AutoScalr has always supported EC2 Container Service (ECS) deployments due to modular architecture of AutoScalr that extends the Amazon Web Services (AWS) auto scaling group. So anywhere an auto scaling group is used, including ECS, AutoScalr can be used. But as of today, AutoScalr is also “ECS and container aware” and will perform Docker container level resource optimizations to both scale quicker under load changes and optimize costs more efficiently than before.
One of the challenges of auto-scaling in a containerized environment is there are two distinct types of auto-scaling required that have to work together:
- Container/task scaling: auto-scaling the number of containers/tasks of a service, and
- Capacity scaling: auto-scaling the number of EC2 instances that provide the nodes for the containers to run on
ECS has built in support for Container scaling. You can set scale up and scale down alarms based upon service level metrics to add/remove containers. Capacity scaling is typically done by the auto-scaling group tied to the ECS cluster using aggregate metrics exposed by the cluster such as CPU utilization. This is conceptually simple but there are a number of edge cases to think through and make sure your auto-scaling is configured to handle correctly. First, which of the 4 ECS cluster metrics do you select to scale on:
- CPU Utilization
- CPU Reservation
- Memory Utilization
- Memory Reservation
If you pick wrong, your cluster may get stuck and not scale up at all for some scenarios, or scale up too soon and be wastefully spending EC2 resources. In addition there is the scaling time frame mismatch to keep in mind: Containers scale very quickly compared to EC2 instances, so you need to make sure you keep a little spare capacity around to handle containers scaling while you wait for an EC2 instance to startup.
AutoScalr now solves the capacity scaling portion of auto-scaling on ECS for you, letting you focus solely on the container scaling of your service.
It does this by looking at more than just the aggregate cluster metrics to make scaling decisions. It also analyzes the number and type of tasks that are running, the desired number of tasks each service has, and the CPU and memory requirements of each desired task based upon the task definitions, all automatically.

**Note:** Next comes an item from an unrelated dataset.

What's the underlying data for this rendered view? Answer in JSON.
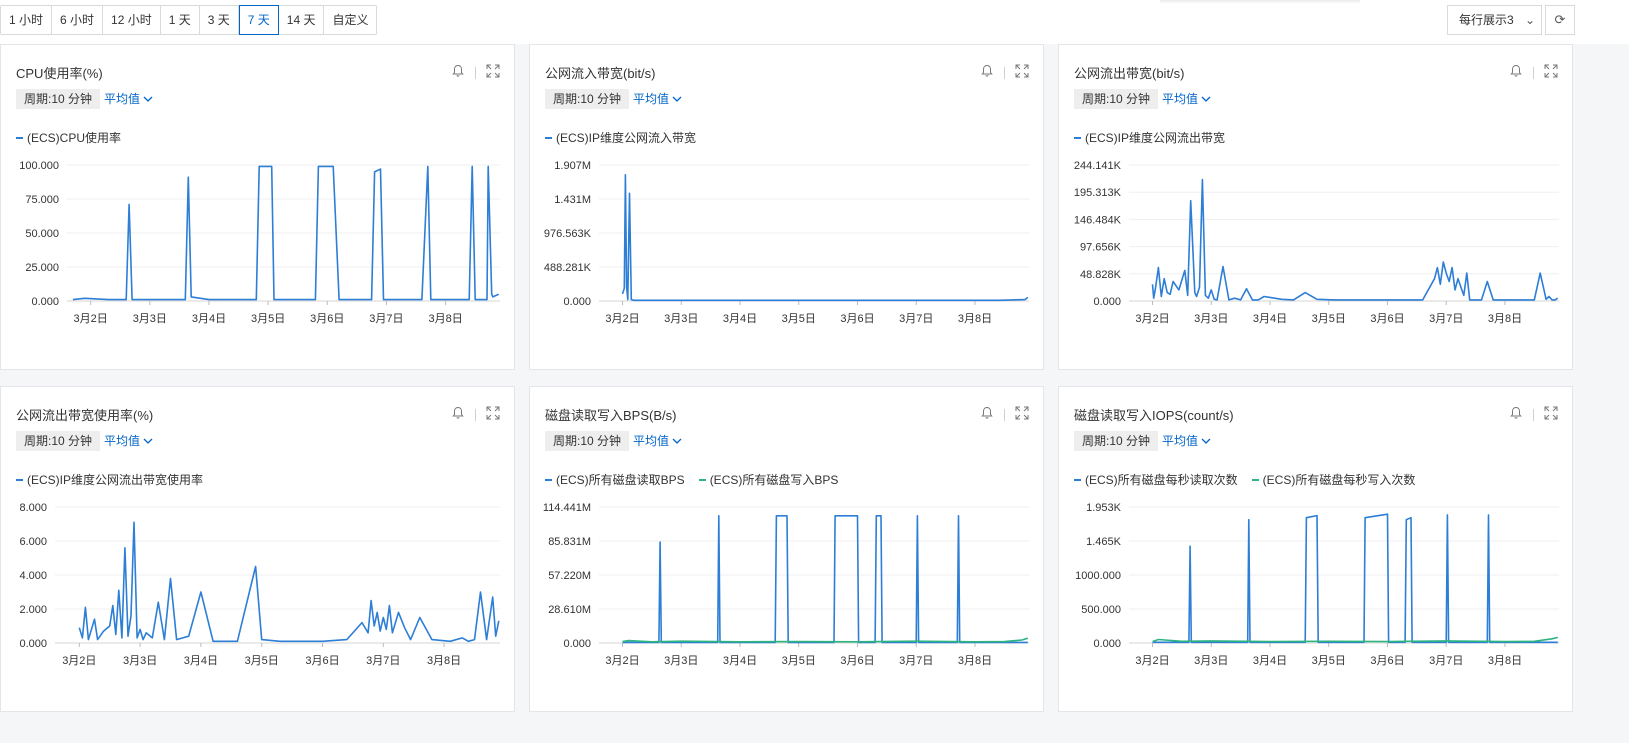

The end result is AutoScalr knows exactly how much capacity is required, both CPU and memory, and can scale up quicker, and scale down faster to make the cluster not only more cost effective but also able to handle traffic spikes quicker.